Problem requirements: Extract the full set of records, then give each one again exactly.

=== Begin Enclosure ===

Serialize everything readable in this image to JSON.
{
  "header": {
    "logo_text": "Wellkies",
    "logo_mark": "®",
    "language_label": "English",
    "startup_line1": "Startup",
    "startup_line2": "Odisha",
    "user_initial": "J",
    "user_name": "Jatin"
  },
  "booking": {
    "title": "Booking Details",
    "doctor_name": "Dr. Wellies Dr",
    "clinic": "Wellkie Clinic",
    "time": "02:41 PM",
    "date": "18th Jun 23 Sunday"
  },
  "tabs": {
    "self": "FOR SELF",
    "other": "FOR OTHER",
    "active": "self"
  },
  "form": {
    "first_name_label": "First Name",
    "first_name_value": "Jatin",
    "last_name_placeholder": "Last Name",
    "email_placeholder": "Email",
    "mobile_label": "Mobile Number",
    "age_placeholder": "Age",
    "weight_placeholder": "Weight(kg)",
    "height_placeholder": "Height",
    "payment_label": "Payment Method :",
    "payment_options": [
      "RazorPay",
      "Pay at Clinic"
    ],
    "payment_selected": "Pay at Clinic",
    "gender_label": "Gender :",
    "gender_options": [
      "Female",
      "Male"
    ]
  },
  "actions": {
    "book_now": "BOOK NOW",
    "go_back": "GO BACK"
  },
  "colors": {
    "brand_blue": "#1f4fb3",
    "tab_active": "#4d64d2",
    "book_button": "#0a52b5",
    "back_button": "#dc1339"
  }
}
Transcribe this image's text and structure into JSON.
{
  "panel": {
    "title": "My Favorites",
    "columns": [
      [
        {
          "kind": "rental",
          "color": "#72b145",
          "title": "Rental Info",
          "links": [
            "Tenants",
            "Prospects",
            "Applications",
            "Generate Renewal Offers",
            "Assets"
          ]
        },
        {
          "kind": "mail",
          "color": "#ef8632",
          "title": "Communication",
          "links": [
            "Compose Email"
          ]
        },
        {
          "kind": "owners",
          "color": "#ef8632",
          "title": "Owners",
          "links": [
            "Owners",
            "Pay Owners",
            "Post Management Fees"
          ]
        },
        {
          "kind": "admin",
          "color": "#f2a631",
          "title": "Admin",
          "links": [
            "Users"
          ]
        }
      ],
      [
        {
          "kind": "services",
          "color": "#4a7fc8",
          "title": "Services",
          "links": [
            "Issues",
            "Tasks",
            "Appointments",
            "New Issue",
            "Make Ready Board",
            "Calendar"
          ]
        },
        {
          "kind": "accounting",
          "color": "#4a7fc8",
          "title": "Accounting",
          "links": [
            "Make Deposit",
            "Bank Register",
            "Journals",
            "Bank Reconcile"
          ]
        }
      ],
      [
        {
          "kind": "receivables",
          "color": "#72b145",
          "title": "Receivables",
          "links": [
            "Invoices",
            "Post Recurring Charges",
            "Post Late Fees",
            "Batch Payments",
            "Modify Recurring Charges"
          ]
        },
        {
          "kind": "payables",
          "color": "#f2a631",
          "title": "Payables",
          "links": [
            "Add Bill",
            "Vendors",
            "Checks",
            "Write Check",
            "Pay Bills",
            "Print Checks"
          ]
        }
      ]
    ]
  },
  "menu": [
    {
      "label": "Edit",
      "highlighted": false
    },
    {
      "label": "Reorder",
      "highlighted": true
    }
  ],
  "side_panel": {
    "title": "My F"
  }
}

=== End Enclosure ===

Written answer:
Serialize everything readable in this image to JSON.
{
  "header": {
    "logo_text": "Wellkies",
    "logo_mark": "®",
    "language_label": "English",
    "startup_line1": "Startup",
    "startup_line2": "Odisha",
    "user_initial": "J",
    "user_name": "Jatin"
  },
  "booking": {
    "title": "Booking Details",
    "doctor_name": "Dr. Wellies Dr",
    "clinic": "Wellkie Clinic",
    "time": "02:41 PM",
    "date": "18th Jun 23 Sunday"
  },
  "tabs": {
    "self": "FOR SELF",
    "other": "FOR OTHER",
    "active": "self"
  },
  "form": {
    "first_name_label": "First Name",
    "first_name_value": "Jatin",
    "last_name_placeholder": "Last Name",
    "email_placeholder": "Email",
    "mobile_label": "Mobile Number",
    "age_placeholder": "Age",
    "weight_placeholder": "Weight(kg)",
    "height_placeholder": "Height",
    "payment_label": "Payment Method :",
    "payment_options": [
      "RazorPay",
      "Pay at Clinic"
    ],
    "payment_selected": "Pay at Clinic",
    "gender_label": "Gender :",
    "gender_options": [
      "Female",
      "Male"
    ]
  },
  "actions": {
    "book_now": "BOOK NOW",
    "go_back": "GO BACK"
  },
  "colors": {
    "brand_blue": "#1f4fb3",
    "tab_active": "#4d64d2",
    "book_button": "#0a52b5",
    "back_button": "#dc1339"
  }
}
Transcribe this image's text and structure into JSON.
{
  "panel": {
    "title": "My Favorites",
    "columns": [
      [
        {
          "kind": "rental",
          "color": "#72b145",
          "title": "Rental Info",
          "links": [
            "Tenants",
            "Prospects",
            "Applications",
            "Generate Renewal Offers",
            "Assets"
          ]
        },
        {
          "kind": "mail",
          "color": "#ef8632",
          "title": "Communication",
          "links": [
            "Compose Email"
          ]
        },
        {
          "kind": "owners",
          "color": "#ef8632",
          "title": "Owners",
          "links": [
            "Owners",
            "Pay Owners",
            "Post Management Fees"
          ]
        },
        {
          "kind": "admin",
          "color": "#f2a631",
          "title": "Admin",
          "links": [
            "Users"
          ]
        }
      ],
      [
        {
          "kind": "services",
          "color": "#4a7fc8",
          "title": "Services",
          "links": [
            "Issues",
            "Tasks",
            "Appointments",
            "New Issue",
            "Make Ready Board",
            "Calendar"
          ]
        },
        {
          "kind": "accounting",
          "color": "#4a7fc8",
          "title": "Accounting",
          "links": [
            "Make Deposit",
            "Bank Register",
            "Journals",
            "Bank Reconcile"
          ]
        }
      ],
      [
        {
          "kind": "receivables",
          "color": "#72b145",
          "title": "Receivables",
          "links": [
            "Invoices",
            "Post Recurring Charges",
            "Post Late Fees",
            "Batch Payments",
            "Modify Recurring Charges"
          ]
        },
        {
          "kind": "payables",
          "color": "#f2a631",
          "title": "Payables",
          "links": [
            "Add Bill",
            "Vendors",
            "Checks",
            "Write Check",
            "Pay Bills",
            "Print Checks"
          ]
        }
      ]
    ]
  },
  "menu": [
    {
      "label": "Edit",
      "highlighted": false
    },
    {
      "label": "Reorder",
      "highlighted": true
    }
  ],
  "side_panel": {
    "title": "My F"
  }
}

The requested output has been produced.